I can't quite explain this, except if perhaps there were a temporary power failure to all systems.  But I don't know what kind of power failure could be remedied except through direct intervention, and I would guess that one day offline is not enough time (especially at this time of year) to be noticed, much less to prompt some kind of boat visit.

The Main datatables that are copied from the Met datatables are now full of duplicated records, which is an artifact of the dual-datalogger programming, and another sign that a power failure might be the cause.

I don't know that I would suggest any immediate action in response but I am curious whether anyone knows anything about this buoy's testing.  Now that I think of it, I remember looking over its pre-deployment data and having to edit out a lot of duplicate records, indicative of power ups and downs like this one.  I just assumed that the buoy's power systems were being manually connected and disconnected in that period, as things were moved around.

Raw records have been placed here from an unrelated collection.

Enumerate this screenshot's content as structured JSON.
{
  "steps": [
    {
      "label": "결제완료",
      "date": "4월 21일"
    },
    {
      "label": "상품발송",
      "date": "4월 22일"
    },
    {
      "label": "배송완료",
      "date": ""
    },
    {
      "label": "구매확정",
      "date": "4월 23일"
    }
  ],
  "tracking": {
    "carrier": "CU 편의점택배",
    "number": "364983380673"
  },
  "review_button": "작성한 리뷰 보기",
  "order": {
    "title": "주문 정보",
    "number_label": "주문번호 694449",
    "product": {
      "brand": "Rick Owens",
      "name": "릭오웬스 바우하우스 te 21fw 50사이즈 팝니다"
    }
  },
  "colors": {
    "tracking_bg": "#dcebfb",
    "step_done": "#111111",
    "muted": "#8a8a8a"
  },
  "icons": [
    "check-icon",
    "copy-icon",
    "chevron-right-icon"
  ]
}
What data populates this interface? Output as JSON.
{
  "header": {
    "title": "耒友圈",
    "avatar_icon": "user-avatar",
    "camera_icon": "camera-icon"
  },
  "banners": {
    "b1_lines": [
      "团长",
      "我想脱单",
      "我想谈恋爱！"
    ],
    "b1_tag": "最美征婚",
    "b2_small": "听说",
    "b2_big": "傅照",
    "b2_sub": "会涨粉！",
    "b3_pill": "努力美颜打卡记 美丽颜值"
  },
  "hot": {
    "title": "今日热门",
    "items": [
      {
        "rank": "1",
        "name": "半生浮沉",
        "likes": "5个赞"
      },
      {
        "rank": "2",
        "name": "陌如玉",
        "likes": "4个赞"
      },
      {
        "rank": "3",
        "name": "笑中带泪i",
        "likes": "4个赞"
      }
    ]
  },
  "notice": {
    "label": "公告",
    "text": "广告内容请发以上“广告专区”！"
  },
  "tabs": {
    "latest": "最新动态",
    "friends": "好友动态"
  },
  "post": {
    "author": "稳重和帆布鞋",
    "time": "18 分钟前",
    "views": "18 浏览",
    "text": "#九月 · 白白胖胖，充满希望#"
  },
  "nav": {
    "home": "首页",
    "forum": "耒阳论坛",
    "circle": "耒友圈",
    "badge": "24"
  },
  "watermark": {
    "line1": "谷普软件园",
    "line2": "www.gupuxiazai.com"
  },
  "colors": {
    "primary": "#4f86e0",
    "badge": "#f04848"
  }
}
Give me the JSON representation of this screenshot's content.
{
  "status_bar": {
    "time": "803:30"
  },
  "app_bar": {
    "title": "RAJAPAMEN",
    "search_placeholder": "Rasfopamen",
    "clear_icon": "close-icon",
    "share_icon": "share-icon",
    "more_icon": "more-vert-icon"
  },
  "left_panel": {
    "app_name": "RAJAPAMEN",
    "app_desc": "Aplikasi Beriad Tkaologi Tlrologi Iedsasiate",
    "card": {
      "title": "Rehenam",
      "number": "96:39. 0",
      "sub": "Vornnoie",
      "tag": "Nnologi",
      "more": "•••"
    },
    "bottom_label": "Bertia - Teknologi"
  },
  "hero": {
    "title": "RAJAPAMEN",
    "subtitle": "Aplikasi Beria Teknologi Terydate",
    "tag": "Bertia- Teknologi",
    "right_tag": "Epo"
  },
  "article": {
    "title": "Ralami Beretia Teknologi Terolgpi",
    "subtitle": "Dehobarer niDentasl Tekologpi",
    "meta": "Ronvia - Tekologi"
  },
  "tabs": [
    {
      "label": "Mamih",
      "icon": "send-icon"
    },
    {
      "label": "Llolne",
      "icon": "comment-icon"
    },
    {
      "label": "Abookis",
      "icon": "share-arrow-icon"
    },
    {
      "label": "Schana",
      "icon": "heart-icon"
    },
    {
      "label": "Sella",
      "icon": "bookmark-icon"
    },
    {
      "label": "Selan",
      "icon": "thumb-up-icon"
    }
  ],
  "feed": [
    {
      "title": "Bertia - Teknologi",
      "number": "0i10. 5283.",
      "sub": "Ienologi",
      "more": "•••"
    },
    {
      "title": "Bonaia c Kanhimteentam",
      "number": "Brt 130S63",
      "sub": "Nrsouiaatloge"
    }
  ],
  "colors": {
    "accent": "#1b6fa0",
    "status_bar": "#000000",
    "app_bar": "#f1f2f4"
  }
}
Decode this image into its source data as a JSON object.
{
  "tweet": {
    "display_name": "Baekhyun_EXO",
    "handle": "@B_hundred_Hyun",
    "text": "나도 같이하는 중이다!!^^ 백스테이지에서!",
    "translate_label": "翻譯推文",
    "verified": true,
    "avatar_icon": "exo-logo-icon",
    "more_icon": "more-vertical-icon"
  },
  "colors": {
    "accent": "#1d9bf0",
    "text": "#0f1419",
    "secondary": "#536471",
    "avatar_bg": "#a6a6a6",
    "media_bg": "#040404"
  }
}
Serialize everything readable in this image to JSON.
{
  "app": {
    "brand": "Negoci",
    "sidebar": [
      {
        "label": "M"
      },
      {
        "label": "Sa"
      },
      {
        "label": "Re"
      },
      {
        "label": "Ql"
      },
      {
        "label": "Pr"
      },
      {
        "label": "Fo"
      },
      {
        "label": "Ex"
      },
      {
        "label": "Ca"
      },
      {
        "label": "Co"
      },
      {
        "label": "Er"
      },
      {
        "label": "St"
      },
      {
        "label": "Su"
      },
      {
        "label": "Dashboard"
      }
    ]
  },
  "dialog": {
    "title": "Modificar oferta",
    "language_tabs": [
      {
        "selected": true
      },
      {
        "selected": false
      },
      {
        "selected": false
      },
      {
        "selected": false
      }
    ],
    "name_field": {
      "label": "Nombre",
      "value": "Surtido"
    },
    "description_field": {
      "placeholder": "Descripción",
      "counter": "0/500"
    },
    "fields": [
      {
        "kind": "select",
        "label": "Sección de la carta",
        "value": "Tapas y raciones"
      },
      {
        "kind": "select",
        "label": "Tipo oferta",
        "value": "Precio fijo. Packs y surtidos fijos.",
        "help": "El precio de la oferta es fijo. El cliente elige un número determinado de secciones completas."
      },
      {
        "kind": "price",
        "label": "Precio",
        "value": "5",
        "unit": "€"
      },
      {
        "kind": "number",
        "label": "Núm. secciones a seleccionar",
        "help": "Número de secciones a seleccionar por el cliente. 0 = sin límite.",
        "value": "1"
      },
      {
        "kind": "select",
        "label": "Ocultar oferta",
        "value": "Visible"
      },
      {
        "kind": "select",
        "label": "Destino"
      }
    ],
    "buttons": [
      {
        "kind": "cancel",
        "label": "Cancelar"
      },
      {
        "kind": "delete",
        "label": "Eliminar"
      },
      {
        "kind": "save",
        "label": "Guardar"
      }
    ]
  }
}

There were seven such duplications, now that I look at the pre-deployment records more carefully.  The oldest was Nov 12th, and they continue Nov 22nd, 27th, 28th, 29th, Dec 1st, and Dec 5th.  If these are not traceable to times when the buoy's power systems were intentionally cut by human hands, then this might indicate some kind of power problem that could be expected to cause more intermittent outages.
In retrospect I will note that all four of these power outages (as short as 3 hours and as long as 3 months) began at the same time of day, sometime in the hour after UTC 1000 (approximately 6am local time), which could relate to the time of local sunrise.

A subsequent posting on this maintenance log will discuss what what is known about the buoy's return to power.

Thursday, December 10, 2015


The Catuan Wreck (Boca Chica) CREWS buoy was deployed on December 10, 2015. Its coordinates are said to be:
18° 25.924' N
69° 34.802' W
The following photographs were supplied to me by Juan Salado of ONAMET, Dominican Republic.

(posted by Mike Jankulak)

Friday, July 12, 2013

Site #1 Chosen

After a meeting of stakeholders in the Dominican Republic, the site chosen for the installation of the first CREWS/C5 buoy is the Catuan Wreck mooring ball (18degrees 25.924’N, 069 degrees 34.802’ West).